During this tumultuous time, I was also diagnosed with a condition called Mast Cell Activation Syndrome, or MCAS for short. This means that my body’s mast cells, a type of white blood cell that deal with allergies and allergic reactions, are extremely overactive. As such, I am severely allergic to many, many things – my diet is extremely limited as I react to most foods, I can’t tolerate chemicals of almost any kind (artificial fragrances, cleaning products, the list goes on and on), and I am extremely sensitive to environmental factors such as dust and mold. Exposure to any of these things means a body-wide allergic reaction that devolves into excruciating migraines, full-body inflammation and pain, muscle weakness, debilitating cognitive impairment, breathing difficulties, and much more. My body, during an episode, ceases to function except to keep me alive.

Canary Homes: A Chance for Hope

This leads me to why I am asking for your help. Because I am permanently disabled, I rely on the very limited income that Social Security provides, and that does not allow me a wide array of choices in terms of rental housing. I am too poor for even Habitat for Humanity to build me a house (but that is a story for another time). In Barry County, where I live, the only choices I have for housing are my parents’ house, which I react to, or low-end apartments like the one I was living in for 3 years, which was full of mold and unshielded wiring – and as such, living there was actively killing me. This is the case for everywhere else that I could afford to live. I cannot qualify for a mortgage, and if I could, it would be for a house that requires expensive remediation for it to be safe. I am trapped here in my parent’s house, which is unsafe, and I have exhausted every traditional avenue. I have no money, I have no connections. I am out of options and, I fear, running out of time.

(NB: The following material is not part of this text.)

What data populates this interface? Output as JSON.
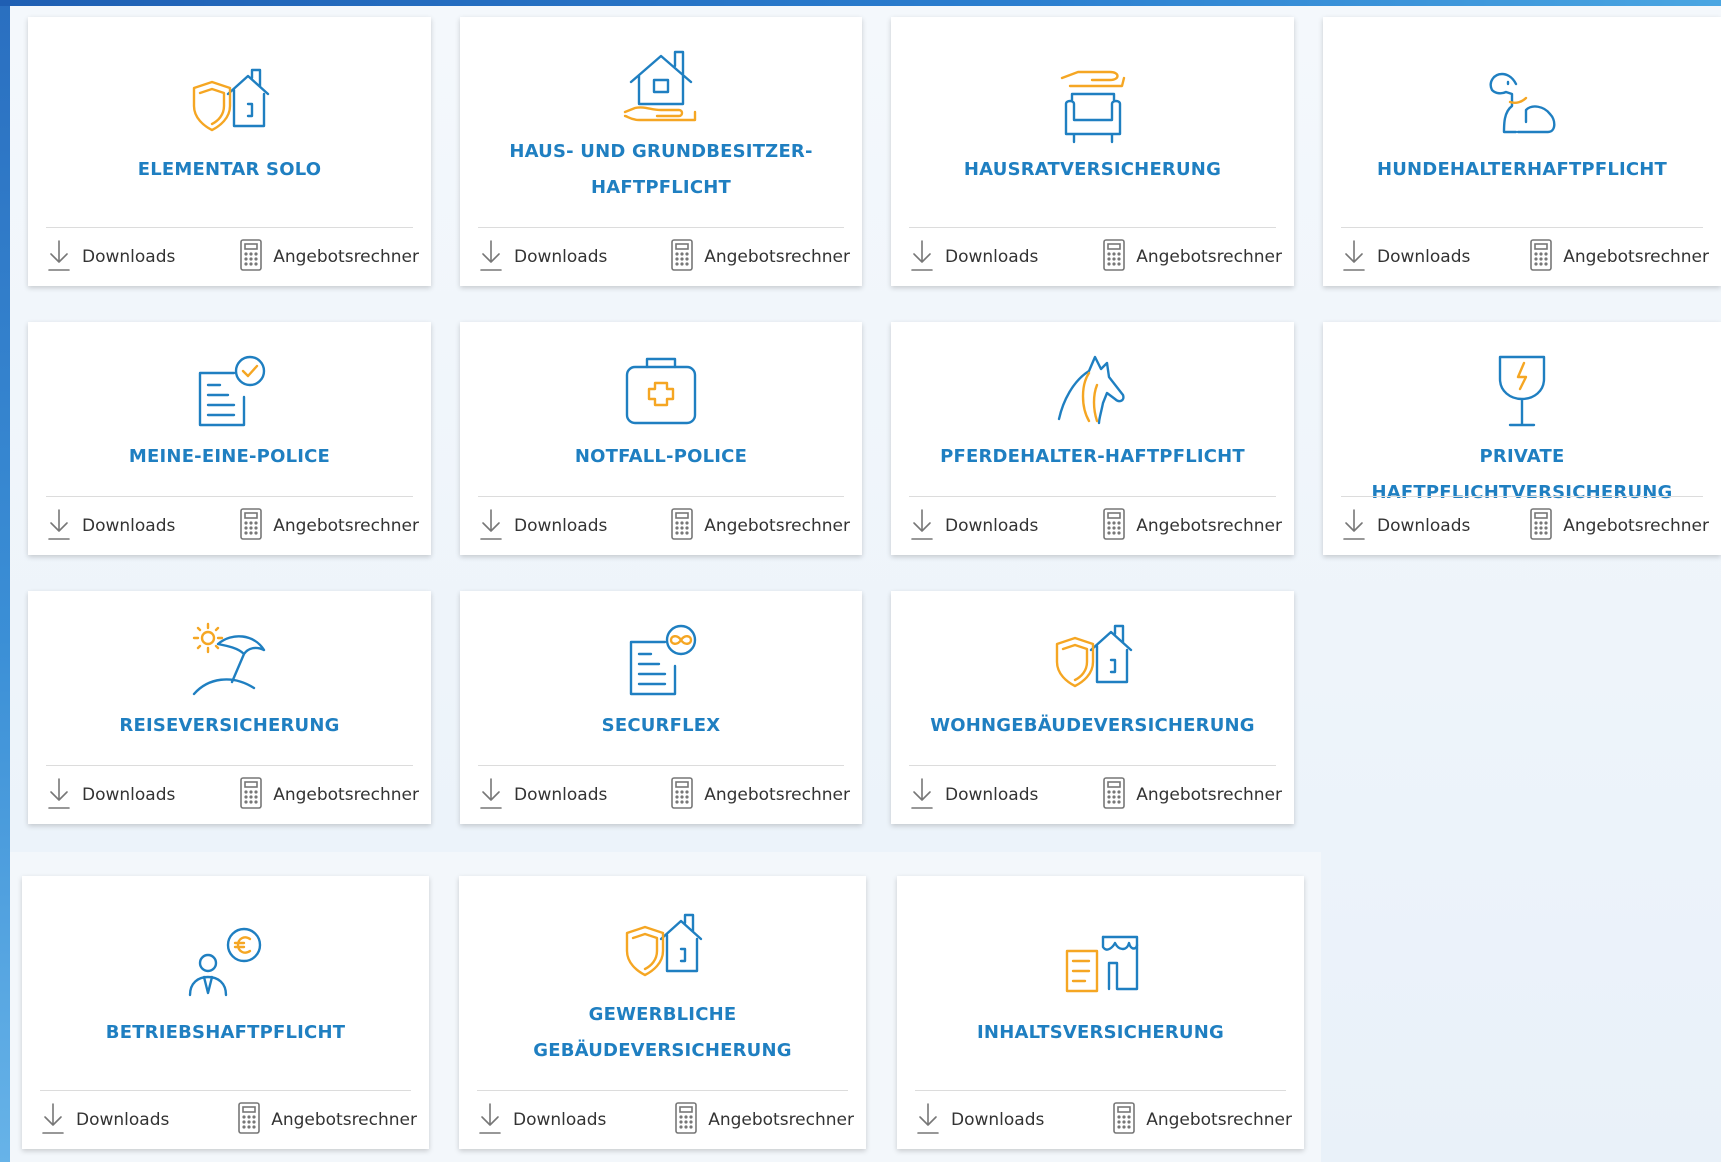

Hemp, and hempcrete, offer me a way out. I can’t live in a traditional house, even a brand new one, due to having an MCAS reaction from either mold and dust or the many chemicals used in traditional construction, but a hempcrete building, being low-chemical and resistant to mold, would be a safe place for me to live. It would align with my deeply-held values of eco-conscious living, Earth-friendly housing, and living as close to the land as I possibly can, a lifelong dream of mine. It would allow me a healthy, safe home where I can begin to recover from the years spent in a contaminated dwelling. The opportunity for a hempcrete house, and all of the possibilities it presents, have given me hope for the first time in many, many years. This house would give me the best possible chance I have for a good life, and a happy one.

And so I have to ask you, beautiful, wonderful people, to help me. Something can’t be built with nothing, and I have nothing. I have never been one to ask for help, and I am emotional even writing this because I know it’s a tall order. I am asking you to help me build this house, knowing that I have nothing to give in return but my eternal, heartfelt gratitude.

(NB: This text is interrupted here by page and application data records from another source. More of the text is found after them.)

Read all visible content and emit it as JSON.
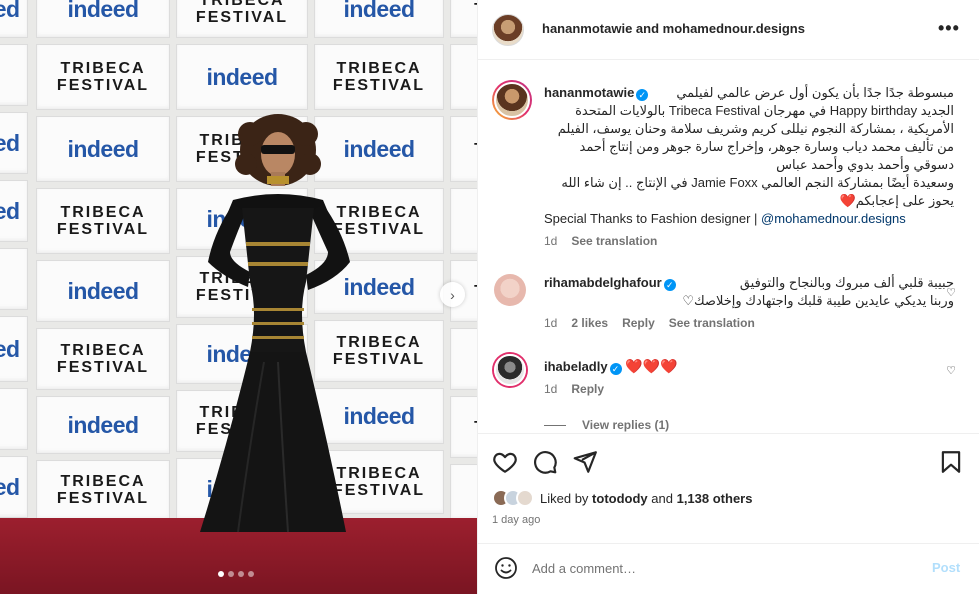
{
  "header": {
    "title": "hananmotawie and mohamednour.designs",
    "more_icon": "more-horizontal-icon"
  },
  "media": {
    "backdrop_logos": [
      "indeed",
      "TRIBECA FESTIVAL"
    ],
    "carousel_next_glyph": "›",
    "carousel_count": 4,
    "carousel_active": 0
  },
  "caption": {
    "username": "hananmotawie",
    "verified_glyph": "✓",
    "lines_ar": [
      "مبسوطة جدًا جدًا بأن يكون أول عرض عالمي لفيلمي",
      "الجديد Happy birthday في مهرجان Tribeca Festival بالولايات المتحدة",
      "الأمريكية ، بمشاركة النجوم نيللى كريم وشريف سلامة وحنان يوسف، الفيلم",
      "من تأليف محمد دياب وسارة جوهر، وإخراج سارة جوهر ومن إنتاج أحمد",
      "دسوقي وأحمد بدوي وأحمد عباس",
      "وسعيدة أيضًا بمشاركة النجم العالمي Jamie Foxx في الإنتاج .. إن شاء الله",
      "يحوز على إعجابكم❤️"
    ],
    "thanks_text": "Special Thanks to Fashion designer | ",
    "thanks_mention": "@mohamednour.designs",
    "time": "1d",
    "see_translation": "See translation"
  },
  "comments": [
    {
      "username": "rihamabdelghafour",
      "verified": true,
      "text_lines": [
        "حبيبة قلبي ألف مبروك وبالنجاح والتوفيق",
        "وربنا يديكي عايدين طيبة قلبك واجتهادك وإخلاصك♡"
      ],
      "time": "1d",
      "likes": "2 likes",
      "reply": "Reply",
      "see_translation": "See translation"
    },
    {
      "username": "ihabeladly",
      "verified": true,
      "text": "❤️❤️❤️",
      "time": "1d",
      "reply": "Reply",
      "view_replies": "View replies (1)"
    }
  ],
  "actions": {
    "like_icon": "heart-icon",
    "comment_icon": "comment-icon",
    "share_icon": "send-icon",
    "save_icon": "bookmark-icon",
    "liked_by_prefix": "Liked by",
    "liked_by_user": "totodody",
    "liked_by_and": "and",
    "liked_by_others": "1,138 others",
    "posted_time": "1 day ago"
  },
  "add_comment": {
    "emoji_icon": "smiley-icon",
    "placeholder": "Add a comment…",
    "post_label": "Post"
  },
  "colors": {
    "verified": "#0095f6",
    "link": "#00376b",
    "post_disabled": "#b2dffc",
    "heart": "#e0245e"
  }
}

I’m reminded of the saying, “Helping one person may not change the world, but it could change the whole world for that one person”. Tonight, I am that one person, and I humbly, gratefully ask for your help to change my whole world.

Thank you for taking the time to listen to my story, and I hope that you and I will meet someday and that when that happens, I can thank you for everything you’ve done to help me.

With all my love,


bottom of page